**WHAT YOU NEED TO DO:**
Search the data below for the word "title" and copy each line that holds it.

**AVAILABLE DATA:**
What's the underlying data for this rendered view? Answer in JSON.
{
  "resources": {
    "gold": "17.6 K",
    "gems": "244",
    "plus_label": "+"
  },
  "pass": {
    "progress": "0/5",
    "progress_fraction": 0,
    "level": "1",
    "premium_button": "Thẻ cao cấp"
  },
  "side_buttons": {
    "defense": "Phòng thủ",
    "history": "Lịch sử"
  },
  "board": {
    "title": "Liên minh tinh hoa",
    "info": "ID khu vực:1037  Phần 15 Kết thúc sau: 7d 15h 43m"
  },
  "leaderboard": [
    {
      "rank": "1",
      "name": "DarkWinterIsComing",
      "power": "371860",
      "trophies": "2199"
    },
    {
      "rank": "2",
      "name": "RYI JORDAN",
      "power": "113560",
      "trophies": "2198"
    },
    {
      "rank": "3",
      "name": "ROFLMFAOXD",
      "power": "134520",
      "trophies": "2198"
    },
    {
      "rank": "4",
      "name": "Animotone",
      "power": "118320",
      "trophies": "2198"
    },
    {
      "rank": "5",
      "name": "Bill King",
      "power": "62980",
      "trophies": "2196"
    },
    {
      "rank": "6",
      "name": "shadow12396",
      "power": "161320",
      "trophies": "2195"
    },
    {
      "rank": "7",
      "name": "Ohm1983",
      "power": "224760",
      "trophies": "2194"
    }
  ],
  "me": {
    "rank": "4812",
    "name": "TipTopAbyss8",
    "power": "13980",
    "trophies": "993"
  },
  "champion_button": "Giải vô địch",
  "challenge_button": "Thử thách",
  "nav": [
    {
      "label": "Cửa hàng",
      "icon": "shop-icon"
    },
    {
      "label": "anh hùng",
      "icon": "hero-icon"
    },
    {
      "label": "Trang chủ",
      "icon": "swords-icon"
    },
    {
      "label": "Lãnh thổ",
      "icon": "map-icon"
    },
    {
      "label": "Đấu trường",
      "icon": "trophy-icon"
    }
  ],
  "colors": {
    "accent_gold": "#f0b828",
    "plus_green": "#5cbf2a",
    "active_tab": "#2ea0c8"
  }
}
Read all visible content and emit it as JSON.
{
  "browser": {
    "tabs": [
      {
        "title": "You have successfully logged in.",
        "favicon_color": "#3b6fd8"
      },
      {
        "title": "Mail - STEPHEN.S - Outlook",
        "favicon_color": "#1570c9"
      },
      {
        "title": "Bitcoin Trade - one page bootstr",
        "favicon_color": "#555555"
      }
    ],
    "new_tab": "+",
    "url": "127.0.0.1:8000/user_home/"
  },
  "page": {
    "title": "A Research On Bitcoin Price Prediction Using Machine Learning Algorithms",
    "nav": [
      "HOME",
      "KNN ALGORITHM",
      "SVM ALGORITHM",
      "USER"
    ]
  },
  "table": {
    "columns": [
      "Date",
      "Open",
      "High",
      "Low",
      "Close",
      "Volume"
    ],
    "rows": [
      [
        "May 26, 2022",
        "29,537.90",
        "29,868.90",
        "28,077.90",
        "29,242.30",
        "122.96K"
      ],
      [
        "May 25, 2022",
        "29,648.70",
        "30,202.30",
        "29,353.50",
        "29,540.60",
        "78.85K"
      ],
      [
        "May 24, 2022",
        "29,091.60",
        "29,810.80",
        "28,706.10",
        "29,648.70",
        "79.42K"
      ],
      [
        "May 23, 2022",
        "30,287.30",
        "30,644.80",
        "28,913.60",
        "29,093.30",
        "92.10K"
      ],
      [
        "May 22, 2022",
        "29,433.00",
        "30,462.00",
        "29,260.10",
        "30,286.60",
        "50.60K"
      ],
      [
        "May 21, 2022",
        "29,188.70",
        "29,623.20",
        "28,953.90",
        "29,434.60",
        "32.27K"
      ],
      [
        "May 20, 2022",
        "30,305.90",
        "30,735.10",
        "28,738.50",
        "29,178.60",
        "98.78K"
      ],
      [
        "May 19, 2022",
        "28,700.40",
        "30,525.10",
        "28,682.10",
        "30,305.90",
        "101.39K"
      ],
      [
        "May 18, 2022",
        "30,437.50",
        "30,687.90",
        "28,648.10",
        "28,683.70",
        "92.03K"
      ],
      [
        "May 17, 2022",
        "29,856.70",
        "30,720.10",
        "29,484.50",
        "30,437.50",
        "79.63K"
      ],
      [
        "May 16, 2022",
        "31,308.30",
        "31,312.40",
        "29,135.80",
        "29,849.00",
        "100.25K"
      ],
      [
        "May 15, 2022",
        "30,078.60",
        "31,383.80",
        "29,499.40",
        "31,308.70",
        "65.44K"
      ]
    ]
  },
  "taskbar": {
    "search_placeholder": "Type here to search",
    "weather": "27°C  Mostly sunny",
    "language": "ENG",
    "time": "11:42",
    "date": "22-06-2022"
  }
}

**EXERCISE OUTPUT:**
    "title": "Liên minh tinh hoa",
        "title": "You have successfully logged in.",
        "title": "Mail - STEPHEN.S - Outlook",
        "title": "Bitcoin Trade - one page bootstr",
    "title": "A Research On Bitcoin Price Prediction Using Machine Learning Algorithms",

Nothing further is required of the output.